Photography is an important part of how we understand the rapidly-changing city around us, and earlier today the City of Toronto's Economic Development Committee officially recognized the importance of photography and other visual media with the official announcement of Toronto's first Photo Laureate, internationally recognized photographer Geoffrey James. Like the City's ongoing Poet Laureate program serves Toronto's literary community, the Photo Laureate will serve as a representative to visual artists and photographers.

Geoffrey James and Councillor Michael Thompson, image by Jack Landau

Geoffrey James is known worldwide for his landscape and urban photography, with a history in the art dating back to the 1970s. A 2007 book by James titled "Toronto" was nominated for a Toronto Book Award. A few years later, in 2012, his work garnered him a prestigious Governor General's Award.

R.C. Harris Water Treatment Plant, image by Geoffrey James

James has been the recipient of several other awards including a Gershon Iskowitz Prize, and his work has even been featured on a 2015 Canada Post stamp featuring a portrait of artist Alex Colville captured in 1970.

Geoffrey James' 2015 Canada Post stamp, image courtesy of Canada Post

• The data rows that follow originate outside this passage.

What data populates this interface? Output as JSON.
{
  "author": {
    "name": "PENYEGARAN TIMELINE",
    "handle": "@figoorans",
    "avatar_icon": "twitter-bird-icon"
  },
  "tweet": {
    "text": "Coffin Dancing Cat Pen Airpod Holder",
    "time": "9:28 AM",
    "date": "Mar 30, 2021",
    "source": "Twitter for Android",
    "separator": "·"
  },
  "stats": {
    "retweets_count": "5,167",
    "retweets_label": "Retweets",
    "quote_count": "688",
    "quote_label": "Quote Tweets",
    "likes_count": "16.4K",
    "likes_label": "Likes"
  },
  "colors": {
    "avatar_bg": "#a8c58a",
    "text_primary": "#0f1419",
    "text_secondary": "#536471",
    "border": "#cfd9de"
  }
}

"Photography has always helped me to understand the world," said James, "and Toronto is a wonderful subject. It's a city in a constant state of transformation, an exhilarating social experiment, as well as a place that reveals itself slowly. I will do my best to do it justice and to share my love of the medium with others."

Pending City Council approval at an upcoming March session, James will receive $10,000 for a three-year appointment spanning from March 31, 2016 to March 31, 2019. As part of the appointment, James will devote a portion of his working time for duties as ambassador of visual and photographic arts at local events.

L-R Norm Kelly, Raymond Cho, Joe Mihevc, Geoffrey James, Michael Thompson, Mary Fragedakis, Shelley Carroll, image by Jack Landau

"This photo laureate appointment shows that Toronto continues to be a cultural innovator and leader in Canada," said Ward 37 Councillor Michael Thompson, Chair of the City's Economic Development Committee. "James' work over the next three years will help other cities to picture how this could culturally benefit them too." 

Mayor John Tory also expressed his satisfaction with the appointment, saying “Photography is a powerful way to tell Toronto’s story — to show our city’s diversity, talent and beauty. The quality and range of Geoffrey James' work makes him an ideal photo laureate and I look forward to his inspiring work in this role."